I think those computer scientists have got it wrong. The problem with paper documents is that they are forever vulnerable to destruction – from fire or flood, for example – because they exist in one place. I prefer electronic documents, which can be easily copied and “backed up” to different locations – different hard drives, different buildings, and even different states. And though it does require dedication to manage your life this way, today’s technology makes it easier than ever.
I bought my mother an Apple eMac with a high-speed Internet connection. Every day my family’s digital photo album is copied to her computer. Mom gets to see up-to-the-minute photos of her grandchildren, thanks to Apple’s marvelous screen saver, and I get reliable off-site backup. Other people I know simply send CD-ROMs to their parents every few months. Either way, the ease of making useful off-site backups demonstrates one of digital documents’ real advantages over paper.
Some of the paper documents that show up at my house, like credit card bills, annual tax statements, and even snapshots from my mother’s disposable camera, aren’t as easily rendered into digital form, of course. It’s all too tempting to throw them into a file cabinet or photo box.

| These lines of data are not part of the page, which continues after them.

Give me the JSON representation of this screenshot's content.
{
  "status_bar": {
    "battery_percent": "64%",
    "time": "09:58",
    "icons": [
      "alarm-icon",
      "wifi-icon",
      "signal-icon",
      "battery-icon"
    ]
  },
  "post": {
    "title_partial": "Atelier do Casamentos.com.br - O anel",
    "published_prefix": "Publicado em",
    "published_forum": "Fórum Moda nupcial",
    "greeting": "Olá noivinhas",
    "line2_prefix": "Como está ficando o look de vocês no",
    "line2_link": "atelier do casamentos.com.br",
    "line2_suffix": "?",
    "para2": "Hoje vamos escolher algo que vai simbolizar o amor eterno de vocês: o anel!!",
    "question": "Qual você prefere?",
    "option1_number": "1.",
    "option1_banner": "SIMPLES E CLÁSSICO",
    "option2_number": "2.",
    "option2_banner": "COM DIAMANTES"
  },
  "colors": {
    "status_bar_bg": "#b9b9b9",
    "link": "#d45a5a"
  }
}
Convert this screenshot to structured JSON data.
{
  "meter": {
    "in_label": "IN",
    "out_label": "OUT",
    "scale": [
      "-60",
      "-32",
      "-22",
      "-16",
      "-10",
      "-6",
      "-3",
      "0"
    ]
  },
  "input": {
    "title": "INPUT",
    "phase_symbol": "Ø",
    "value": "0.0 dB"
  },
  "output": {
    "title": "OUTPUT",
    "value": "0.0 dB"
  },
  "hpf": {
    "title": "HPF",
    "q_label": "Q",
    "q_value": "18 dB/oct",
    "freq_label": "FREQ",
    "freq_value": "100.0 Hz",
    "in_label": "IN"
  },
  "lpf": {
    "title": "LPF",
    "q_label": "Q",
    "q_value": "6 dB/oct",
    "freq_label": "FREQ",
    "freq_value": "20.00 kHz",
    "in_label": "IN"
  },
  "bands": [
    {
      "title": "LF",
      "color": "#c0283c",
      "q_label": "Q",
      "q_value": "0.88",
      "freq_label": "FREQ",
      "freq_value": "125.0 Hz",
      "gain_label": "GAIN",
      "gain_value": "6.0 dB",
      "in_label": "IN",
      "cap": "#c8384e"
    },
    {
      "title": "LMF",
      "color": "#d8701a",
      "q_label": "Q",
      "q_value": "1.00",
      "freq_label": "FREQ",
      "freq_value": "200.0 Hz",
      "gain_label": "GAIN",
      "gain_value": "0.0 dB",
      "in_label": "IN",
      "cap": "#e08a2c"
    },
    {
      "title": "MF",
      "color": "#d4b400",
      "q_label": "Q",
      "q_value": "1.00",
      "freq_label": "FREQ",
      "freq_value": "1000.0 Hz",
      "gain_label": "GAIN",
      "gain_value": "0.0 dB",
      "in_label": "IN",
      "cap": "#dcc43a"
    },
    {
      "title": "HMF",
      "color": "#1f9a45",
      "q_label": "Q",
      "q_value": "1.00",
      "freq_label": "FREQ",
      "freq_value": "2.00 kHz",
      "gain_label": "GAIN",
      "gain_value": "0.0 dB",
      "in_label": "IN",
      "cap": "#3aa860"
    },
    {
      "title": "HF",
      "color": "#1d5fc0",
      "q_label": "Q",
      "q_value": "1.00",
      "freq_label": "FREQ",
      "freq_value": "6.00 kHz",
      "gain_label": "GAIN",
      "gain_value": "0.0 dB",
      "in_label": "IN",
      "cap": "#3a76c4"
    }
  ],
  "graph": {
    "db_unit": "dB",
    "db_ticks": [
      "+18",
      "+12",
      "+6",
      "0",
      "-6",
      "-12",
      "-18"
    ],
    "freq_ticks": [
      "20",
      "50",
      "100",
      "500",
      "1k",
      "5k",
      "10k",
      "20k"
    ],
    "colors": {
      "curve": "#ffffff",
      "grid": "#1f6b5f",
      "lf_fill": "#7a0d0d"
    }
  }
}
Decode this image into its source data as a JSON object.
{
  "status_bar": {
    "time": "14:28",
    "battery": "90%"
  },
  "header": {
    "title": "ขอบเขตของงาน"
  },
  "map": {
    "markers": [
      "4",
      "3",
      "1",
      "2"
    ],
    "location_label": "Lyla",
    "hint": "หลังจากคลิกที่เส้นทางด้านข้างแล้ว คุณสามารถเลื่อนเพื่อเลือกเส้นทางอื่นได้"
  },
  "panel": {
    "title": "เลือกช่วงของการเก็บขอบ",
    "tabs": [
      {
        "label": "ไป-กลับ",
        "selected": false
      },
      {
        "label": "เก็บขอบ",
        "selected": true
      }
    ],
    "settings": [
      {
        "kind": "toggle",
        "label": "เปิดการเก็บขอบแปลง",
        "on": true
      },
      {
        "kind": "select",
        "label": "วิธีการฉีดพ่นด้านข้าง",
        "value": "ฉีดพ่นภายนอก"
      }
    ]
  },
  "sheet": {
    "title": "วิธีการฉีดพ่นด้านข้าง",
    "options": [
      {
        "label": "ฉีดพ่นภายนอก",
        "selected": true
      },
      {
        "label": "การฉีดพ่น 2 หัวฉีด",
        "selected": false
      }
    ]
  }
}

Moving them into the digital domain takes work; taking the extra step, and throwing away the paper original, used to require an act of faith. But digital documents are worth the effort, and we should all be creating them. These days, it’s relatively easy to understand which formats will survive and be readable in 20 years’ time and which are likely to go the way of the eight-track tape.
The key to survival, it turns out, is openness. File formats that are published and can be implemented without payment of a licensing fee – formats, that is, that embody the principles of open-source software – survive, because knowledge about how to read them can be freely incorporated into many applications. Other file formats die when the companies behind them stumble.
Two modern file formats likely to enjoy long-term durability are the Adobe Acrobat portable document format (PDF) and the JPEG image format. That’s because both of these formats are public, and there is a wide collection of software compatible with them. Yes, the source code for Acrobat itself is proprietary, but PDF files can be directly opened on the Macintosh platform without the use of any Adobe code. They can also be viewed on Linux machines with an open-source program called GhostScript. JPEG, meanwhile, is widely used by millions of digital cameras and practically every computer that’s sold today. I cannot imagine a future computer system that could not read the JPEG file format. Your digital photos are safe – provided that you have good backups.